Who can divorce in Florida?
A Florida marriage decree or birth certificate does not imply Florida courts’ jurisdiction. In cases of dissolution of marriage, FL courts can rule only if at least one of the spouses can demonstrate six months of residence here prior to the petition. (FL 61.021) In the case of a bi-national marriage, the alien spouse might want to look at the jurisdiction of their own country.
European citizens will refer to the European Regulation n°2201/2003 also called “Brussels II bis.” These provide a broader competence to European courts based on either the child’s or the spouses’ last place of residence, their nationality or even their choice when both spouses agree on a court’s jurisdiction.
When several courts have jurisdiction, the petition filed first usually determines where the divorce will be granted. However, court jurisdiction does not necessarily determine the law applicable to your divorce.
What law is applicable in Florida?
If you file the divorce petition in Florida, the court will most likely apply the Floridian rules. However, the Statutes allow the application of rules from another state or country, as long as they don’t “contravene the strong public policy” of the State.
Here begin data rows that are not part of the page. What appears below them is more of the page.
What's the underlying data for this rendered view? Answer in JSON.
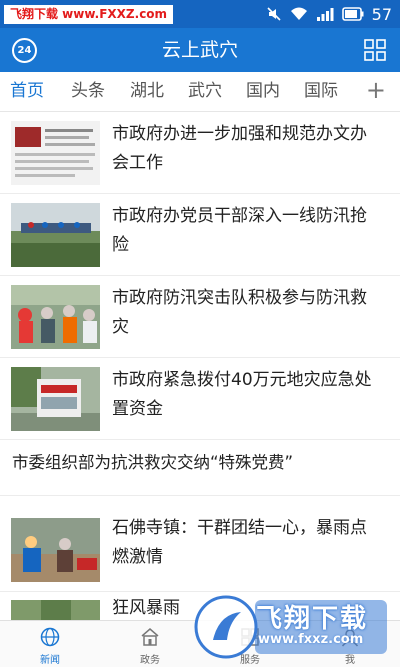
{
  "status_bar": {
    "watermark": "飞翔下载 www.FXXZ.com",
    "time": "57",
    "icons": [
      "mute-icon",
      "wifi-icon",
      "signal-icon",
      "battery-icon"
    ]
  },
  "app_bar": {
    "title": "云上武穴",
    "weather_badge": "24",
    "menu_icon": "grid-icon"
  },
  "tabs": [
    {
      "label": "首页",
      "active": true
    },
    {
      "label": "头条",
      "active": false
    },
    {
      "label": "湖北",
      "active": false
    },
    {
      "label": "武穴",
      "active": false
    },
    {
      "label": "国内",
      "active": false
    },
    {
      "label": "国际",
      "active": false
    }
  ],
  "tabs_more": "+",
  "news": [
    {
      "title": "市政府办进一步加强和规范办文办会工作",
      "has_image": true
    },
    {
      "title": "市政府办党员干部深入一线防汛抢险",
      "has_image": true
    },
    {
      "title": "市政府防汛突击队积极参与防汛救灾",
      "has_image": true
    },
    {
      "title": "市政府紧急拨付40万元地灾应急处置资金",
      "has_image": true
    },
    {
      "title": "市委组织部为抗洪救灾交纳“特殊党费”",
      "has_image": false
    },
    {
      "title": "石佛寺镇：干群团结一心，暴雨点燃激情",
      "has_image": true
    },
    {
      "title": "狂风暴雨",
      "has_image": true
    }
  ],
  "bottom_nav": [
    {
      "label": "新闻",
      "icon": "globe-icon",
      "active": true
    },
    {
      "label": "政务",
      "icon": "building-icon",
      "active": false
    },
    {
      "label": "服务",
      "icon": "service-icon",
      "active": false
    },
    {
      "label": "我",
      "icon": "person-icon",
      "active": false
    }
  ],
  "watermark_bottom": {
    "text": "飞翔下载",
    "url": "www.fxxz.com"
  },
  "colors": {
    "primary": "#1976d2",
    "status_bar": "#1565c0",
    "watermark_red": "#e31b1b"
  }
}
The couple must bear in mind that these rules include case laws, not just the state statutes and regulations. As an example, though Florida is no-fault divorce state, the fault might still have financial consequences for the spouses.
Read more about types of divorce in Florida here.
If you have questions about petitioning for a dissolution of marriage please contact us. Our experienced attorneys can help relieve some of the stress from your divorce by counseling you on complex matters such as division of assets and child custody.